Kawaii (可愛い）- Cute. Squealed by young girls throughout the streets of Tokyo an estimated seventeen million times a day. Click here for the ultimate example of kawaii.
Kimoi (きもい) – Shortened version of “Kimochi warui,” feels bad or, more commonly, “Eeeeeeew!!”
Kyaa (きゃあ) – “Aah!” or, as a 1980’s comic book character might say, “Yikes!”
Manga (漫画）- Literally ‘comic’ in Japanese, though most commonly used to refer specifically to Japanese comics. Click here for a strange example.
Manga kissa (漫画喫茶） – A comic cafe where customers pay by the hour to read manga until their heart’s content/sleep overnight relatively cheaply.
Okonomiyaki (お好み焼き) – A disc-shaped Japanese food often compared to pizza and pancakes but doesn’t taste anything like either. See pictures from an okonomiyaki restaurant review here.
Onigiri (おにぎり) – Rice ball. Usually with some kind of filling, and often wrapped in seaweed. Also sandwiched between two Chicken fillets for KFC’s novelty Kentucky Chicken Rice Sandwich.
Otaku （オタク）- The most common translation is ‘geek’. Described by sci-fi author William Gibson as “The passionate obsessive, the information age’s embodiment of the connoisseur, more concerned with the accumulation of data than of objects.”
Pachinko (パチンコ） – A vicious assault on the senses. A loud pinball-style gambling game housed in giant, glaring neon buildings next to every train station in Japan. The name comes from the Japanese word for “slingshot.”

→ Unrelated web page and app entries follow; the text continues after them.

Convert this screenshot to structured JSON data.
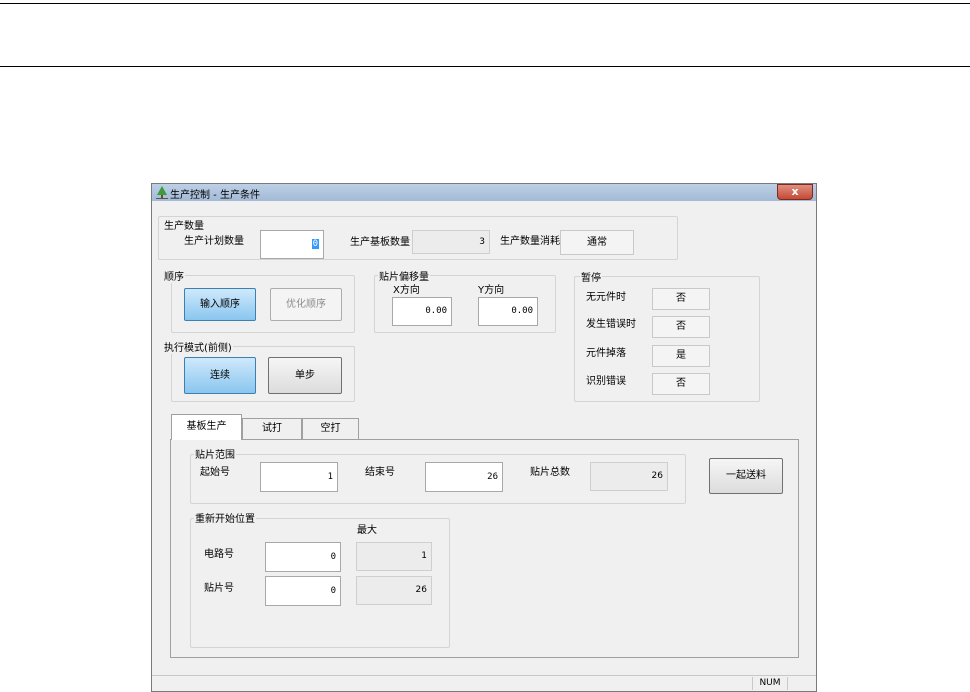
{
  "window": {
    "title": "生产控制 - 生产条件",
    "close_label": "x"
  },
  "production_qty": {
    "group_label": "生产数量",
    "plan_label": "生产计划数量",
    "plan_value": "0",
    "board_qty_label": "生产基板数量",
    "board_qty_value": "3",
    "consume_label": "生产数量消耗",
    "consume_value": "通常"
  },
  "order": {
    "group_label": "顺序",
    "input_order_btn": "输入顺序",
    "optimize_order_btn": "优化顺序"
  },
  "offset": {
    "group_label": "贴片偏移量",
    "x_label": "X方向",
    "x_value": "0.00",
    "y_label": "Y方向",
    "y_value": "0.00"
  },
  "pause": {
    "group_label": "暂停",
    "rows": [
      {
        "label": "无元件时",
        "value": "否"
      },
      {
        "label": "发生错误时",
        "value": "否"
      },
      {
        "label": "元件掉落",
        "value": "是"
      },
      {
        "label": "识别错误",
        "value": "否"
      }
    ]
  },
  "exec_mode": {
    "group_label": "执行模式(前侧)",
    "continuous_btn": "连续",
    "step_btn": "单步"
  },
  "tabs": [
    "基板生产",
    "试打",
    "空打"
  ],
  "range": {
    "group_label": "贴片范围",
    "start_label": "起始号",
    "start_value": "1",
    "end_label": "结束号",
    "end_value": "26",
    "total_label": "贴片总数",
    "total_value": "26",
    "feed_btn": "一起送料"
  },
  "restart": {
    "group_label": "重新开始位置",
    "max_label": "最大",
    "circuit_label": "电路号",
    "circuit_value": "0",
    "circuit_max": "1",
    "place_label": "贴片号",
    "place_value": "0",
    "place_max": "26"
  },
  "status": {
    "num": "NUM"
  }
}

Pika Pika (ピカピカ) －To sparkle.
Salary man (サラリーマン）- Put simply an office worker, but there’s more to this term than that. ‘Salary man’ represents the employee whose every inch is devoted 100% to his company until he inevitably succumbs to karooshi.
Tanuki （タヌキ）- Raccoon-dog. Defined by Will Ferguson in Hitching Rides With Buddha as “Creatures of folklore in Japan: raccoon-dogs with huge bellies and gigantic testicles who roam the forests drinking sake and trying to seduce young maidens by passing themselves off as noblemen.” Also refers to the non-mythological species of the same name, sans elephantiasis.
Yakitori (焼鳥) – Meat skewers.